═════ Dataset
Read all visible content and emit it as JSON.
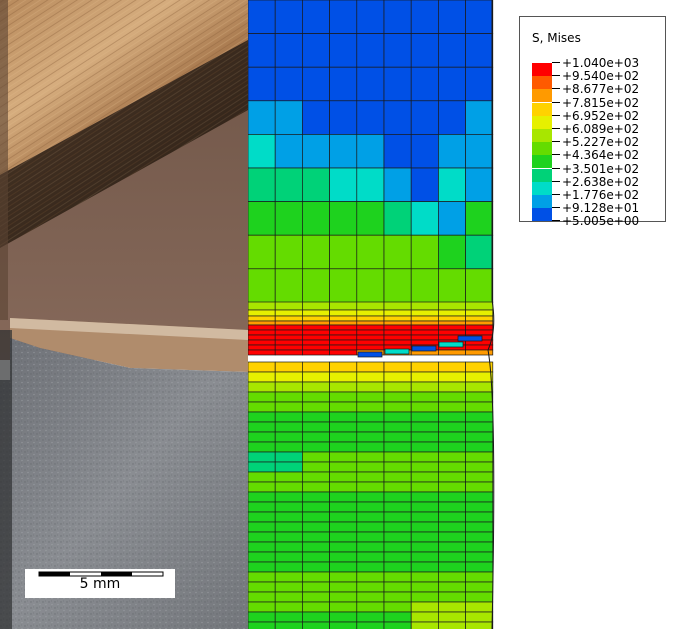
{
  "legend": {
    "title": "S, Mises",
    "entries": [
      {
        "label": "+1.040e+03",
        "color": "#ff0000"
      },
      {
        "label": "+9.540e+02",
        "color": "#ff5a00"
      },
      {
        "label": "+8.677e+02",
        "color": "#ff9a00"
      },
      {
        "label": "+7.815e+02",
        "color": "#ffd200"
      },
      {
        "label": "+6.952e+02",
        "color": "#e6f000"
      },
      {
        "label": "+6.089e+02",
        "color": "#a8e600"
      },
      {
        "label": "+5.227e+02",
        "color": "#64dc00"
      },
      {
        "label": "+4.364e+02",
        "color": "#1ed21e"
      },
      {
        "label": "+3.501e+02",
        "color": "#00d278"
      },
      {
        "label": "+2.638e+02",
        "color": "#00dcc8"
      },
      {
        "label": "+1.776e+02",
        "color": "#00a0e6"
      },
      {
        "label": "+9.128e+01",
        "color": "#0050e6"
      },
      {
        "label": "+5.005e+00",
        "color": "#0000e6"
      }
    ]
  },
  "scale_bar": {
    "label": "5 mm"
  },
  "colors": {
    "mesh_line": "#1a1a1a",
    "photo_wood_light": "#c79a6a",
    "photo_wood_dark": "#3a2a1e",
    "photo_brown": "#7a5f4e",
    "photo_steel": "#7d8085"
  }
}
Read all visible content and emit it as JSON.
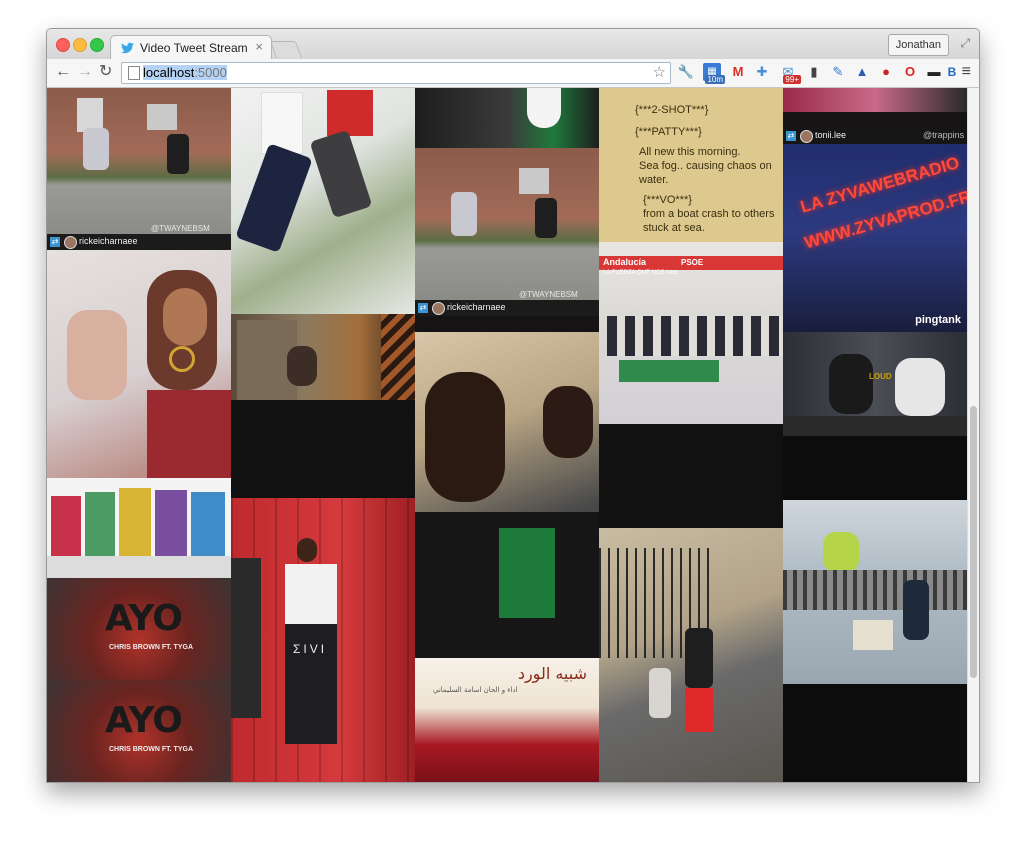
{
  "browser": {
    "tab_title": "Video Tweet Stream",
    "tab_close": "×",
    "profile_name": "Jonathan",
    "url_host": "localhost",
    "url_port": ":5000",
    "extensions": [
      {
        "icon": "wrench-icon",
        "badge": ""
      },
      {
        "icon": "calendar-icon",
        "badge": "10m"
      },
      {
        "icon": "gmail-icon",
        "badge": ""
      },
      {
        "icon": "puzzle-icon",
        "badge": ""
      },
      {
        "icon": "mail-icon",
        "badge": "99+"
      },
      {
        "icon": "lock-icon",
        "badge": ""
      },
      {
        "icon": "eyedropper-icon",
        "badge": ""
      },
      {
        "icon": "image-icon",
        "badge": ""
      },
      {
        "icon": "lastpass-icon",
        "badge": ""
      },
      {
        "icon": "opera-icon",
        "badge": ""
      },
      {
        "icon": "mask-icon",
        "badge": ""
      },
      {
        "icon": "b-icon",
        "badge": ""
      }
    ]
  },
  "tiles": {
    "t1": {
      "watermark": "@TWAYNEBSM",
      "username": "rickeicharnaee"
    },
    "t2": {
      "watermark": "@TWAYNEBSM",
      "username": "rickeicharnaee"
    },
    "note": {
      "lines": [
        "{***2-SHOT***}",
        "{***PATTY***}",
        "All new this morning.",
        "Sea fog.. causing chaos on",
        "water.",
        "{***VO***}",
        "from a boat crash to others",
        "stuck at sea."
      ]
    },
    "tonii": {
      "username": "tonii.lee",
      "handle": "@trappins"
    },
    "neon": {
      "line1": "LA ZYVAWEBRADIO",
      "line2": "WWW.ZYVAPROD.FR",
      "logo": "pingtank"
    },
    "andalucia": {
      "label": "Andalucía",
      "slogan": "LA FUERZA QUE NOS UNE",
      "party": "PSOE"
    },
    "ayo": {
      "title": "AYO",
      "sub": "CHRIS BROWN FT. TYGA"
    },
    "shirt": {
      "text": "ΣIVI"
    },
    "roses": {
      "title": "شبيه الورد",
      "subtitle": "اداء و الحان اسامة السليماني"
    },
    "sirius": {
      "mic": "LOUD"
    }
  }
}
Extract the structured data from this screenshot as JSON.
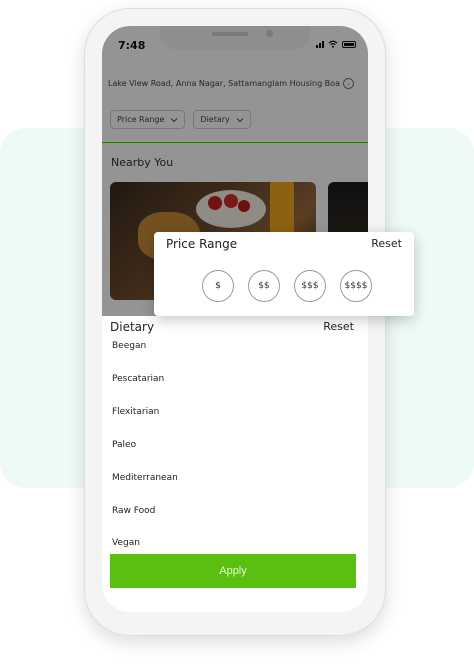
{
  "status_bar": {
    "time": "7:48"
  },
  "location": {
    "address": "Lake View Road, Anna Nagar, Sattamanglam Housing Boa"
  },
  "filters": {
    "price_range_label": "Price Range",
    "dietary_label": "Dietary"
  },
  "nearby": {
    "title": "Nearby You"
  },
  "price_popup": {
    "title": "Price Range",
    "reset_label": "Reset",
    "options": [
      "$",
      "$$",
      "$$$",
      "$$$$"
    ]
  },
  "dietary_sheet": {
    "title": "Dietary",
    "reset_label": "Reset",
    "items": [
      "Beegan",
      "Pescatarian",
      "Flexitarian",
      "Paleo",
      "Mediterranean",
      "Raw Food",
      "Vegan"
    ],
    "apply_label": "Apply"
  },
  "colors": {
    "accent_green": "#5bbf10",
    "mint_background": "#eefaf4"
  }
}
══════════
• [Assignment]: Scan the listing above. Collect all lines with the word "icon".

• [Result]:
        "icon": "wrench-icon",
        "icon": "calendar-icon",
        "icon": "gmail-icon",
        "icon": "puzzle-icon",
        "icon": "mail-icon",
        "icon": "lock-icon",
        "icon": "eyedropper-icon",
        "icon": "image-icon",
        "icon": "lastpass-icon",
        "icon": "opera-icon",
        "icon": "mask-icon",
        "icon": "b-icon",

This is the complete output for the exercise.